iv. This give us the opportunity to sample the drill cuttings at any interval we choose – say 2.5, 5, 7.5 or 10 feet – or all of those intervals through the length of the drill hole or whatever intervals are desired to determine what the diamond drill is cutting even before the core is extracted, by “assaying” using a modern XRF (X-Ray fluorescence) unit: www.niton.com either a hand held “gun” or a more powerful bench or pick-up tail gate style unit. While an XRF is not a true “assay” used for exact grade determination for ore calculations it is sufficient for the onsite geologist to determine whether the gross metals content is going up, down or remaining the same. This information can be transmitted by computer to the Internet so all senior management personnel can review the data if it is critical. Standard drill core assays by a certified lab will still be undertaken following standard procedures which can only be done that involve a carefully monitored and controlled half sample split of the drill core, prepared in a very clean sample prep lab, and sent under chain of custody control to a certified lab, which we will also do. However XRF is sufficient for the onsite geologist to determine whether the gross metals content is going up, down or remaining the same. This droll mud sampling methodology (but without the use of the SRU) was reported by D.K.F. McLachlan, in Mckinstry,H.E. – Mining Geology 1948 in the days when diamond drilling was young and the diamond drill core bit tended to grind up core that was soft, where the mineralized intervals were encountered. It is still a valid technique when combined with the SRU.

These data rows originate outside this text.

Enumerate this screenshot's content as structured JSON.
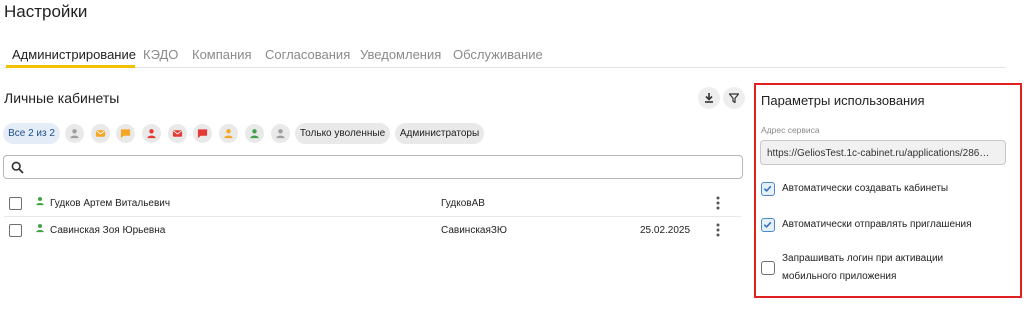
{
  "page": {
    "title": "Настройки"
  },
  "tabs": [
    {
      "label": "Администрирование",
      "active": true
    },
    {
      "label": "КЭДО"
    },
    {
      "label": "Компания"
    },
    {
      "label": "Согласования"
    },
    {
      "label": "Уведомления"
    },
    {
      "label": "Обслуживание"
    }
  ],
  "cabinets": {
    "title": "Личные кабинеты",
    "toolbar": {
      "download_icon": "download-icon",
      "filter_icon": "filter-icon"
    },
    "filters": {
      "all_chip": "Все 2 из 2",
      "icon_chips": [
        {
          "icon": "person-icon",
          "color": "#9e9e9e"
        },
        {
          "icon": "mail-icon",
          "color": "#f5a623"
        },
        {
          "icon": "chat-icon",
          "color": "#f5a623"
        },
        {
          "icon": "person-icon",
          "color": "#e53935"
        },
        {
          "icon": "mail-icon",
          "color": "#e53935"
        },
        {
          "icon": "chat-icon",
          "color": "#e53935"
        },
        {
          "icon": "person-icon",
          "color": "#f5a623"
        },
        {
          "icon": "person-icon",
          "color": "#43a047"
        },
        {
          "icon": "person-icon",
          "color": "#9e9e9e"
        }
      ],
      "fired_only": "Только уволенные",
      "admins": "Администраторы"
    },
    "search": {
      "value": "",
      "placeholder": ""
    },
    "rows": [
      {
        "name": "Гудков Артем Витальевич",
        "login": "ГудковАВ",
        "date": "",
        "status_color": "#43a047"
      },
      {
        "name": "Савинская Зоя Юрьевна",
        "login": "СавинскаяЗЮ",
        "date": "25.02.2025",
        "status_color": "#43a047"
      }
    ]
  },
  "params": {
    "title": "Параметры использования",
    "service_address_label": "Адрес сервиса",
    "service_address_value": "https://GeliosTest.1c-cabinet.ru/applications/286…",
    "options": [
      {
        "label_lines": [
          "Автоматически создавать кабинеты"
        ],
        "checked": true
      },
      {
        "label_lines": [
          "Автоматически отправлять приглашения"
        ],
        "checked": true
      },
      {
        "label_lines": [
          "Запрашивать логин при активации",
          "мобильного приложения"
        ],
        "checked": false
      }
    ]
  },
  "colors": {
    "accent": "#f2c200",
    "highlight_border": "#e02020",
    "checkbox_checked": "#4a8ad0"
  }
}
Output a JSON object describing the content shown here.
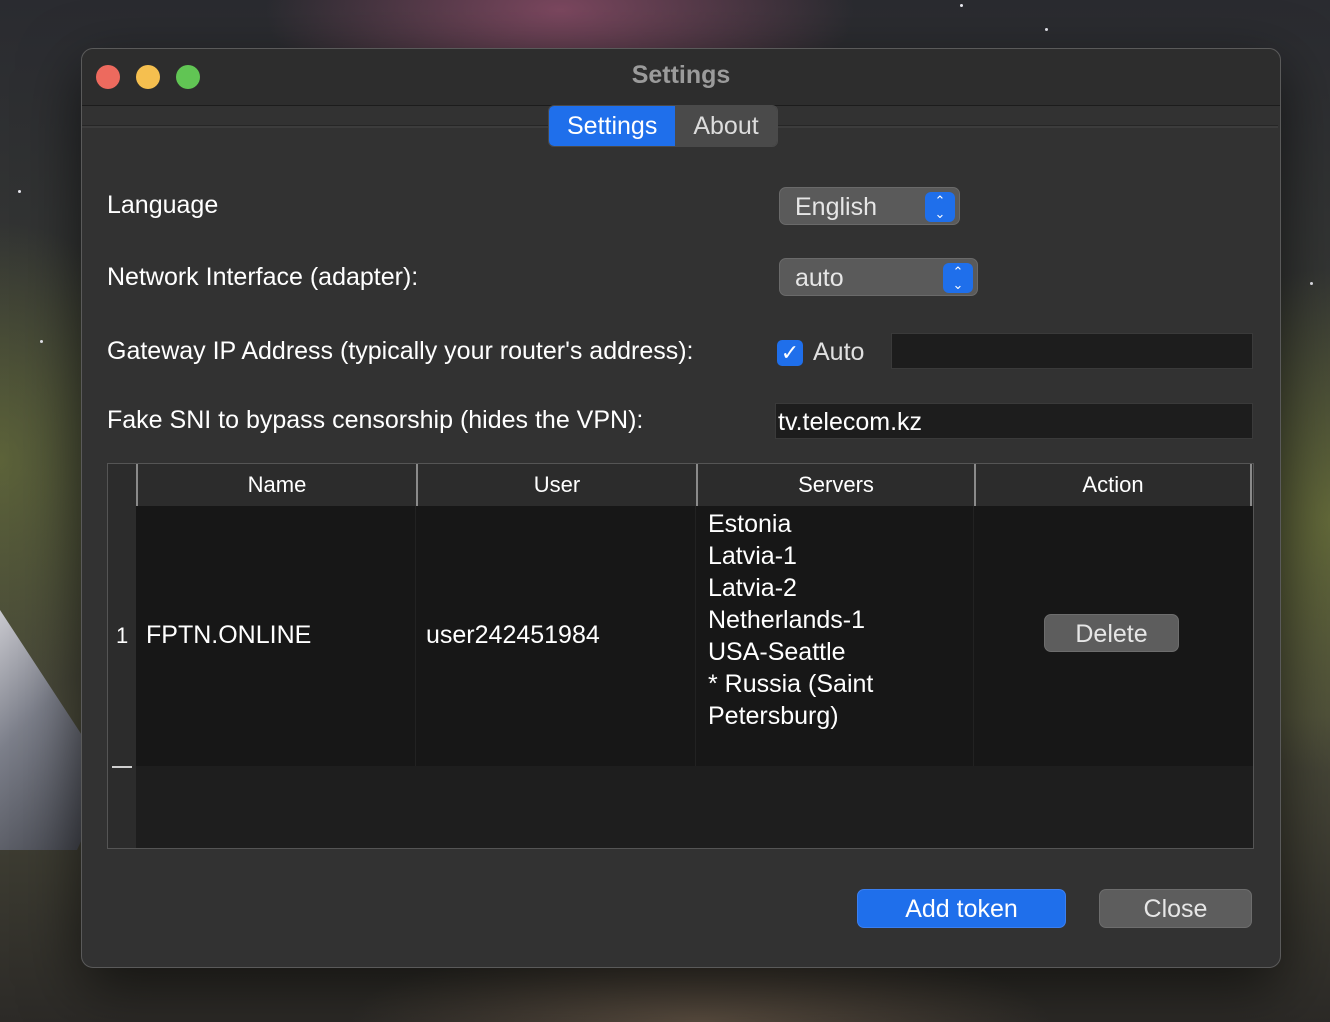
{
  "window": {
    "title": "Settings"
  },
  "tabs": [
    {
      "label": "Settings",
      "active": true
    },
    {
      "label": "About",
      "active": false
    }
  ],
  "form": {
    "language_label": "Language",
    "language_value": "English",
    "network_label": "Network Interface (adapter):",
    "network_value": "auto",
    "gateway_label": "Gateway IP Address (typically your router's address):",
    "gateway_auto_label": "Auto",
    "gateway_auto_checked": true,
    "gateway_value": "",
    "sni_label": "Fake SNI to bypass censorship (hides the VPN):",
    "sni_value": "tv.telecom.kz"
  },
  "table": {
    "columns": [
      "Name",
      "User",
      "Servers",
      "Action"
    ],
    "rows": [
      {
        "index": "1",
        "name": "FPTN.ONLINE",
        "user": "user242451984",
        "servers": [
          "Estonia",
          "Latvia-1",
          "Latvia-2",
          "Netherlands-1",
          "USA-Seattle",
          "* Russia (Saint",
          "Petersburg)"
        ],
        "action_label": "Delete"
      }
    ]
  },
  "buttons": {
    "add_token": "Add token",
    "close": "Close"
  },
  "colors": {
    "accent": "#1f6feb",
    "window_bg": "#323232",
    "table_bg": "#171717"
  },
  "icons": {
    "popup_arrows": "chevron-up-down-icon",
    "checkbox": "checkmark-icon"
  }
}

“The SRU also meets the requirements of the Arizona State Land Department permits that require collection of drill cuttings and disposal in permitted land fill.
All of this new data and our innovative techniques, as well many other details will be used in the presentation in Manila, Philippines March 2-3, 2015 by Director Brett Gross and myself during a full day presentation to potential investors and mining professionals.”
“James A. Briscoe” James
A. Briscoe, Professional Geologist, AZ CA
Liberty Star Uranium & Metals Corp.
Forward Looking Statements
Statements in this news release that are not historical are forward looking statements. Forward-looking statements in this news release include all our planned drilling program, planned methodology and our planned use of equipment, partners or funding sources, including without limitation our plan to commence Phase 1 drilling at Hay Mountain and define an economic body of mineralization there; that geological conditions may allow for an in situ leaching operation, or open pit heap leaching; that discovery of such a leachable ore body, similar those enumerated above, could result in a 4 year time line to production. Factors which may delay or prevent these forward-looking statements from being realized include: the failure of our proposals to be accepted; we may not attract any partners or funding sources; we may not be able to raise sufficient funds to complete our intended exploration, keep our properties or carry on operations; and we may encounter an inability to continue exploration due to weather, logistical problems, labor or equipment problems or hazards even if funds are available. Even if we find a partner, we may not be able to reach agreement or carry out the development program as contemplated. Despite encouraging data there may be no commercially exploitable mineralization on our properties. Readers should refer to the risk disclosures in the Company’s recent 10-K and the Company’s other periodic reports filed from time to time with the Securities and Exchange Commission.